(Dataset rows describing interfaces)
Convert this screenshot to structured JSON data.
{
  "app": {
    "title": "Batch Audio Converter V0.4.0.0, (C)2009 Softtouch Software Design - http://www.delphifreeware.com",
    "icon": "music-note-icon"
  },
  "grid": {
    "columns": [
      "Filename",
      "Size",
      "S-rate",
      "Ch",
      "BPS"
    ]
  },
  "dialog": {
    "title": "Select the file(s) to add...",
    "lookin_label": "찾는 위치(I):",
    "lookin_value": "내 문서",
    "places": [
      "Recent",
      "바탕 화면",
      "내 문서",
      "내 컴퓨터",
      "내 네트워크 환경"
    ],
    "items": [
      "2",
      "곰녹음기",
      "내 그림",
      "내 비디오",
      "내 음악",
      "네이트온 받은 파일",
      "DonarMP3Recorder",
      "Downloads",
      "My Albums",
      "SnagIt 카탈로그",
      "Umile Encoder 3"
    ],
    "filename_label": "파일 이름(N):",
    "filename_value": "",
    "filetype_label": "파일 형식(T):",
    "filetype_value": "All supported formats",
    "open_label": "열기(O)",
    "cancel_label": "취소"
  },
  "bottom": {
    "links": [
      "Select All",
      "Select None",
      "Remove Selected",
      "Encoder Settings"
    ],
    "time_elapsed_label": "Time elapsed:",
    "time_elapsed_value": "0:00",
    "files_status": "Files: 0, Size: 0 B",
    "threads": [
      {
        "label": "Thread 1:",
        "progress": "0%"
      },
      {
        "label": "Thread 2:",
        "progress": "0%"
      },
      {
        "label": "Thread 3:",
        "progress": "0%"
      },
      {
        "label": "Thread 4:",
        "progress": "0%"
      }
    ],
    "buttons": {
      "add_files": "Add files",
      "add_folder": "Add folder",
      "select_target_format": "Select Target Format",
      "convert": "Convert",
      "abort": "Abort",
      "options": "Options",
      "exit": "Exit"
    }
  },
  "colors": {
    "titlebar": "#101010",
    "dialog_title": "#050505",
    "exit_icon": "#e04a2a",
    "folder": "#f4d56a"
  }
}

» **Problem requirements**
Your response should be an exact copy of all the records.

» **Exercise answer**
Convert this screenshot to structured JSON data.
{
  "app": {
    "title": "Batch Audio Converter V0.4.0.0, (C)2009 Softtouch Software Design - http://www.delphifreeware.com",
    "icon": "music-note-icon"
  },
  "grid": {
    "columns": [
      "Filename",
      "Size",
      "S-rate",
      "Ch",
      "BPS"
    ]
  },
  "dialog": {
    "title": "Select the file(s) to add...",
    "lookin_label": "찾는 위치(I):",
    "lookin_value": "내 문서",
    "places": [
      "Recent",
      "바탕 화면",
      "내 문서",
      "내 컴퓨터",
      "내 네트워크 환경"
    ],
    "items": [
      "2",
      "곰녹음기",
      "내 그림",
      "내 비디오",
      "내 음악",
      "네이트온 받은 파일",
      "DonarMP3Recorder",
      "Downloads",
      "My Albums",
      "SnagIt 카탈로그",
      "Umile Encoder 3"
    ],
    "filename_label": "파일 이름(N):",
    "filename_value": "",
    "filetype_label": "파일 형식(T):",
    "filetype_value": "All supported formats",
    "open_label": "열기(O)",
    "cancel_label": "취소"
  },
  "bottom": {
    "links": [
      "Select All",
      "Select None",
      "Remove Selected",
      "Encoder Settings"
    ],
    "time_elapsed_label": "Time elapsed:",
    "time_elapsed_value": "0:00",
    "files_status": "Files: 0, Size: 0 B",
    "threads": [
      {
        "label": "Thread 1:",
        "progress": "0%"
      },
      {
        "label": "Thread 2:",
        "progress": "0%"
      },
      {
        "label": "Thread 3:",
        "progress": "0%"
      },
      {
        "label": "Thread 4:",
        "progress": "0%"
      }
    ],
    "buttons": {
      "add_files": "Add files",
      "add_folder": "Add folder",
      "select_target_format": "Select Target Format",
      "convert": "Convert",
      "abort": "Abort",
      "options": "Options",
      "exit": "Exit"
    }
  },
  "colors": {
    "titlebar": "#101010",
    "dialog_title": "#050505",
    "exit_icon": "#e04a2a",
    "folder": "#f4d56a"
  }
}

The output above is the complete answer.